##### Data under study
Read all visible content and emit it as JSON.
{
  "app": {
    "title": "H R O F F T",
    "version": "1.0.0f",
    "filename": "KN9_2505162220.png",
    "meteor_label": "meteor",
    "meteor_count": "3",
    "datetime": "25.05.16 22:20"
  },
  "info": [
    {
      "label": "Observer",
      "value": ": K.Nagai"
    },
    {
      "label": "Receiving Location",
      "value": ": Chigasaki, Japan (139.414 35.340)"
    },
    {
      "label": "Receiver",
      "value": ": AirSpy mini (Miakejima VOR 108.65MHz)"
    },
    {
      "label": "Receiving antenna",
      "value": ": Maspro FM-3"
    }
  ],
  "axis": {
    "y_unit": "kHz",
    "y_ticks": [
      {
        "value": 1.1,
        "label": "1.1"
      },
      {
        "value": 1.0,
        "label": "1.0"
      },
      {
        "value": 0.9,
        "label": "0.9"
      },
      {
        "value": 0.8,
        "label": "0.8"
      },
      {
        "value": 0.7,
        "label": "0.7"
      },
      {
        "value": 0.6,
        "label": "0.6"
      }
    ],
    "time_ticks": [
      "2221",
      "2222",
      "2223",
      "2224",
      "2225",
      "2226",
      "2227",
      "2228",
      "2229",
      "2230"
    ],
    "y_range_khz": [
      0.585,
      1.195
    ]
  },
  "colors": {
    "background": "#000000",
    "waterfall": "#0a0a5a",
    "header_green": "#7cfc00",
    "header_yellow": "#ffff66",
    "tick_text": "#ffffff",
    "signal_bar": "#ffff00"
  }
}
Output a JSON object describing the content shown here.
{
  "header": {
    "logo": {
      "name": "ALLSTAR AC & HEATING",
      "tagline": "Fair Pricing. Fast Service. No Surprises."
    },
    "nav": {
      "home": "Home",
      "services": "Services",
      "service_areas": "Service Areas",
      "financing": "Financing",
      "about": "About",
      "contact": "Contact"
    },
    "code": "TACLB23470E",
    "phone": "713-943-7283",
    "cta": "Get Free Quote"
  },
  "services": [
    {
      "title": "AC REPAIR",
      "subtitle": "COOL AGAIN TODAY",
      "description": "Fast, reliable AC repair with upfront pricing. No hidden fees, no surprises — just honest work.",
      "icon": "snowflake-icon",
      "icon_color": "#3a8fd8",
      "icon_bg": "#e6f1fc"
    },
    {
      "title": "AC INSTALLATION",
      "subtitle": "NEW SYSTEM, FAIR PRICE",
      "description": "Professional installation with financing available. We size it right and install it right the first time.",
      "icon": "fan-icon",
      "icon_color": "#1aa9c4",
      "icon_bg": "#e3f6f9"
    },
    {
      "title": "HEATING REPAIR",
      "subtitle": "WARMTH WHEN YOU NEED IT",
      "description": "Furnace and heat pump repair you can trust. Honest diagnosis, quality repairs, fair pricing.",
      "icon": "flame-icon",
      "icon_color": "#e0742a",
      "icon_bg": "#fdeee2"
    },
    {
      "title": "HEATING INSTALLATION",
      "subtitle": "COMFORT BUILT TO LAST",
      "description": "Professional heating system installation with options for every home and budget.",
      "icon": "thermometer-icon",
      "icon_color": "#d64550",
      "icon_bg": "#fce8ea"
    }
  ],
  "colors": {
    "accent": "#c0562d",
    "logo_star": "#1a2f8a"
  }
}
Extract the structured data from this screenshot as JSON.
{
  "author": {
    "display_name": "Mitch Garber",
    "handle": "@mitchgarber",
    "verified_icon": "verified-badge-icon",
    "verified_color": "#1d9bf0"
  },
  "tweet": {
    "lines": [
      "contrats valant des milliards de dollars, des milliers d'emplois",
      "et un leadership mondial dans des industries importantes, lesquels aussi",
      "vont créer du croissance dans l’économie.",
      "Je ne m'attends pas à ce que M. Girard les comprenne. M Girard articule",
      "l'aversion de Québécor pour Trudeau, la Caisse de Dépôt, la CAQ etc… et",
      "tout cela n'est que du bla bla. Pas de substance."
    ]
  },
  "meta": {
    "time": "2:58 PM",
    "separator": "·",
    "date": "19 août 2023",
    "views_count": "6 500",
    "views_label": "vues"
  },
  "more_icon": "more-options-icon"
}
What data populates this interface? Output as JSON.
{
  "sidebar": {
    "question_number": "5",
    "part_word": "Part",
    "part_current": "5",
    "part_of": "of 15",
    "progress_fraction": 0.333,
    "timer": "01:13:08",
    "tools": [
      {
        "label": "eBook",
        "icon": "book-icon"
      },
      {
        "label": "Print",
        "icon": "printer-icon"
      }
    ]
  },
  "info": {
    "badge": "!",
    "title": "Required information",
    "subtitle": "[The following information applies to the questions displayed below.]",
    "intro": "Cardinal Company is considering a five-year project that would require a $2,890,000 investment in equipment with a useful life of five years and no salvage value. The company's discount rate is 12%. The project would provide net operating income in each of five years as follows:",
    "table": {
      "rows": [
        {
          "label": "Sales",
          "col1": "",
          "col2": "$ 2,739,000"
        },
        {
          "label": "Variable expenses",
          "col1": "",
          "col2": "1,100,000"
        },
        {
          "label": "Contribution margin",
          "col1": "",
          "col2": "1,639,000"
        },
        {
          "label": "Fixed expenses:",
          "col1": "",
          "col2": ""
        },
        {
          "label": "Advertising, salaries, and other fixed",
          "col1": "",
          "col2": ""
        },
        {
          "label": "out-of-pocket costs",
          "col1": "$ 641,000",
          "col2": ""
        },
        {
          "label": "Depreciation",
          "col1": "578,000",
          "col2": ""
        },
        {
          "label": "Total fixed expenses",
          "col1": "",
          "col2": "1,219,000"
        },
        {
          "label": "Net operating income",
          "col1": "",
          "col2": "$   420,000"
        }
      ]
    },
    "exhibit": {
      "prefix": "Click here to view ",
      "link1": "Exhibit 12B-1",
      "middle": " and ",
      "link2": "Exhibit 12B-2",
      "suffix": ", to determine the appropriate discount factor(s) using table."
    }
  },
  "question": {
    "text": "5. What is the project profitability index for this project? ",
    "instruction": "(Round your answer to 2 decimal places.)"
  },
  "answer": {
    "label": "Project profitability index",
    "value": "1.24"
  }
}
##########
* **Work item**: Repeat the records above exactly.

* **Solution to the exercise**:
Read all visible content and emit it as JSON.
{
  "app": {
    "title": "H R O F F T",
    "version": "1.0.0f",
    "filename": "KN9_2505162220.png",
    "meteor_label": "meteor",
    "meteor_count": "3",
    "datetime": "25.05.16 22:20"
  },
  "info": [
    {
      "label": "Observer",
      "value": ": K.Nagai"
    },
    {
      "label": "Receiving Location",
      "value": ": Chigasaki, Japan (139.414 35.340)"
    },
    {
      "label": "Receiver",
      "value": ": AirSpy mini (Miakejima VOR 108.65MHz)"
    },
    {
      "label": "Receiving antenna",
      "value": ": Maspro FM-3"
    }
  ],
  "axis": {
    "y_unit": "kHz",
    "y_ticks": [
      {
        "value": 1.1,
        "label": "1.1"
      },
      {
        "value": 1.0,
        "label": "1.0"
      },
      {
        "value": 0.9,
        "label": "0.9"
      },
      {
        "value": 0.8,
        "label": "0.8"
      },
      {
        "value": 0.7,
        "label": "0.7"
      },
      {
        "value": 0.6,
        "label": "0.6"
      }
    ],
    "time_ticks": [
      "2221",
      "2222",
      "2223",
      "2224",
      "2225",
      "2226",
      "2227",
      "2228",
      "2229",
      "2230"
    ],
    "y_range_khz": [
      0.585,
      1.195
    ]
  },
  "colors": {
    "background": "#000000",
    "waterfall": "#0a0a5a",
    "header_green": "#7cfc00",
    "header_yellow": "#ffff66",
    "tick_text": "#ffffff",
    "signal_bar": "#ffff00"
  }
}
Output a JSON object describing the content shown here.
{
  "header": {
    "logo": {
      "name": "ALLSTAR AC & HEATING",
      "tagline": "Fair Pricing. Fast Service. No Surprises."
    },
    "nav": {
      "home": "Home",
      "services": "Services",
      "service_areas": "Service Areas",
      "financing": "Financing",
      "about": "About",
      "contact": "Contact"
    },
    "code": "TACLB23470E",
    "phone": "713-943-7283",
    "cta": "Get Free Quote"
  },
  "services": [
    {
      "title": "AC REPAIR",
      "subtitle": "COOL AGAIN TODAY",
      "description": "Fast, reliable AC repair with upfront pricing. No hidden fees, no surprises — just honest work.",
      "icon": "snowflake-icon",
      "icon_color": "#3a8fd8",
      "icon_bg": "#e6f1fc"
    },
    {
      "title": "AC INSTALLATION",
      "subtitle": "NEW SYSTEM, FAIR PRICE",
      "description": "Professional installation with financing available. We size it right and install it right the first time.",
      "icon": "fan-icon",
      "icon_color": "#1aa9c4",
      "icon_bg": "#e3f6f9"
    },
    {
      "title": "HEATING REPAIR",
      "subtitle": "WARMTH WHEN YOU NEED IT",
      "description": "Furnace and heat pump repair you can trust. Honest diagnosis, quality repairs, fair pricing.",
      "icon": "flame-icon",
      "icon_color": "#e0742a",
      "icon_bg": "#fdeee2"
    },
    {
      "title": "HEATING INSTALLATION",
      "subtitle": "COMFORT BUILT TO LAST",
      "description": "Professional heating system installation with options for every home and budget.",
      "icon": "thermometer-icon",
      "icon_color": "#d64550",
      "icon_bg": "#fce8ea"
    }
  ],
  "colors": {
    "accent": "#c0562d",
    "logo_star": "#1a2f8a"
  }
}
Extract the structured data from this screenshot as JSON.
{
  "author": {
    "display_name": "Mitch Garber",
    "handle": "@mitchgarber",
    "verified_icon": "verified-badge-icon",
    "verified_color": "#1d9bf0"
  },
  "tweet": {
    "lines": [
      "contrats valant des milliards de dollars, des milliers d'emplois",
      "et un leadership mondial dans des industries importantes, lesquels aussi",
      "vont créer du croissance dans l’économie.",
      "Je ne m'attends pas à ce que M. Girard les comprenne. M Girard articule",
      "l'aversion de Québécor pour Trudeau, la Caisse de Dépôt, la CAQ etc… et",
      "tout cela n'est que du bla bla. Pas de substance."
    ]
  },
  "meta": {
    "time": "2:58 PM",
    "separator": "·",
    "date": "19 août 2023",
    "views_count": "6 500",
    "views_label": "vues"
  },
  "more_icon": "more-options-icon"
}
What data populates this interface? Output as JSON.
{
  "sidebar": {
    "question_number": "5",
    "part_word": "Part",
    "part_current": "5",
    "part_of": "of 15",
    "progress_fraction": 0.333,
    "timer": "01:13:08",
    "tools": [
      {
        "label": "eBook",
        "icon": "book-icon"
      },
      {
        "label": "Print",
        "icon": "printer-icon"
      }
    ]
  },
  "info": {
    "badge": "!",
    "title": "Required information",
    "subtitle": "[The following information applies to the questions displayed below.]",
    "intro": "Cardinal Company is considering a five-year project that would require a $2,890,000 investment in equipment with a useful life of five years and no salvage value. The company's discount rate is 12%. The project would provide net operating income in each of five years as follows:",
    "table": {
      "rows": [
        {
          "label": "Sales",
          "col1": "",
          "col2": "$ 2,739,000"
        },
        {
          "label": "Variable expenses",
          "col1": "",
          "col2": "1,100,000"
        },
        {
          "label": "Contribution margin",
          "col1": "",
          "col2": "1,639,000"
        },
        {
          "label": "Fixed expenses:",
          "col1": "",
          "col2": ""
        },
        {
          "label": "Advertising, salaries, and other fixed",
          "col1": "",
          "col2": ""
        },
        {
          "label": "out-of-pocket costs",
          "col1": "$ 641,000",
          "col2": ""
        },
        {
          "label": "Depreciation",
          "col1": "578,000",
          "col2": ""
        },
        {
          "label": "Total fixed expenses",
          "col1": "",
          "col2": "1,219,000"
        },
        {
          "label": "Net operating income",
          "col1": "",
          "col2": "$   420,000"
        }
      ]
    },
    "exhibit": {
      "prefix": "Click here to view ",
      "link1": "Exhibit 12B-1",
      "middle": " and ",
      "link2": "Exhibit 12B-2",
      "suffix": ", to determine the appropriate discount factor(s) using table."
    }
  },
  "question": {
    "text": "5. What is the project profitability index for this project? ",
    "instruction": "(Round your answer to 2 decimal places.)"
  },
  "answer": {
    "label": "Project profitability index",
    "value": "1.24"
  }
}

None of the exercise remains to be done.